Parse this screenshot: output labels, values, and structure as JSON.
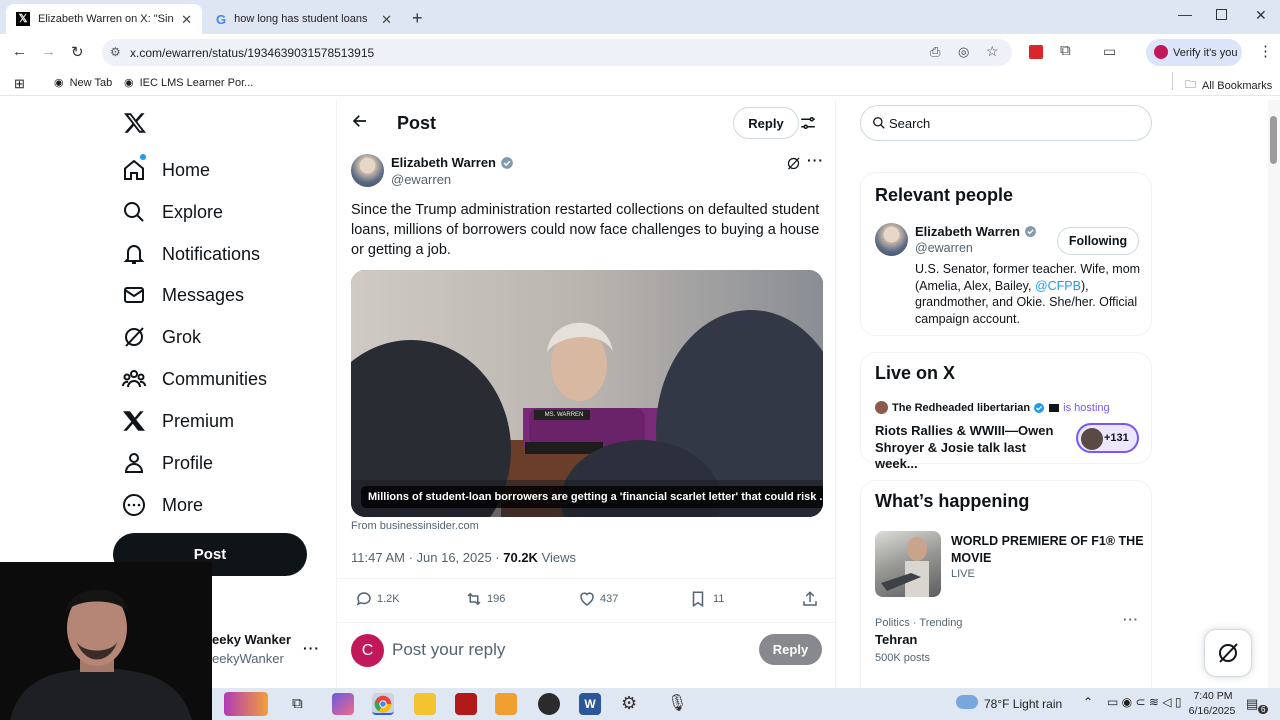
{
  "browser": {
    "tabs": [
      {
        "title": "Elizabeth Warren on X: \"Since th",
        "active": true
      },
      {
        "title": "how long has student loans bee",
        "active": false
      }
    ],
    "url": "x.com/ewarren/status/1934639031578513915",
    "verify_label": "Verify it's you",
    "bookmarks": [
      "New Tab",
      "IEC LMS Learner Por..."
    ],
    "all_bookmarks": "All Bookmarks"
  },
  "nav": {
    "items": [
      "Home",
      "Explore",
      "Notifications",
      "Messages",
      "Grok",
      "Communities",
      "Premium",
      "Profile",
      "More"
    ],
    "post_button": "Post",
    "account_name": "eeky Wanker",
    "account_handle": "eekyWanker"
  },
  "header": {
    "title": "Post",
    "reply_button": "Reply"
  },
  "post": {
    "author_name": "Elizabeth Warren",
    "author_handle": "@ewarren",
    "text": "Since the Trump administration restarted collections on defaulted student loans, millions of borrowers could now face challenges to buying a house or getting a job.",
    "card_caption": "Millions of student-loan borrowers are getting a 'financial scarlet letter' that could risk ...",
    "nameplate": "MS. WARREN",
    "card_source": "From businessinsider.com",
    "timestamp": "11:47 AM · Jun 16, 2025 · ",
    "views_count": "70.2K",
    "views_label": " Views",
    "replies": "1.2K",
    "reposts": "196",
    "likes": "437",
    "bookmarks": "11"
  },
  "reply_box": {
    "avatar_letter": "C",
    "placeholder": "Post your reply",
    "button": "Reply"
  },
  "search": {
    "placeholder": "Search"
  },
  "relevant_people": {
    "heading": "Relevant people",
    "name": "Elizabeth Warren",
    "handle": "@ewarren",
    "follow_label": "Following",
    "bio_1": "U.S. Senator, former teacher. Wife, mom (Amelia, Alex, Bailey, ",
    "bio_link": "@CFPB",
    "bio_2": "), grandmother, and Okie. She/her. Official campaign account."
  },
  "live": {
    "heading": "Live on X",
    "host": "The Redheaded libertarian",
    "hosting": "is hosting",
    "title": "Riots Rallies & WWIII—Owen Shroyer & Josie talk last week...",
    "count": "+131"
  },
  "happening": {
    "heading": "What’s happening",
    "item1_title": "WORLD PREMIERE OF F1® THE MOVIE",
    "item1_status": "LIVE",
    "item2_meta": "Politics · Trending",
    "item2_title": "Tehran",
    "item2_posts": "500K posts"
  },
  "taskbar": {
    "weather": "78°F  Light rain",
    "time": "7:40 PM",
    "date": "6/16/2025",
    "notif_count": "6"
  },
  "colors": {
    "accent": "#1d9bf0",
    "text": "#0f1419",
    "muted": "#536471",
    "live": "#7856ff"
  }
}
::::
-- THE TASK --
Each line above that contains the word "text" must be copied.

-- EXERCISE RESULT --
    "text": "Since the Trump administration restarted collections on defaulted student loans, millions of borrowers could now face challenges to buying a house or getting a job.",
    "text": "#0f1419",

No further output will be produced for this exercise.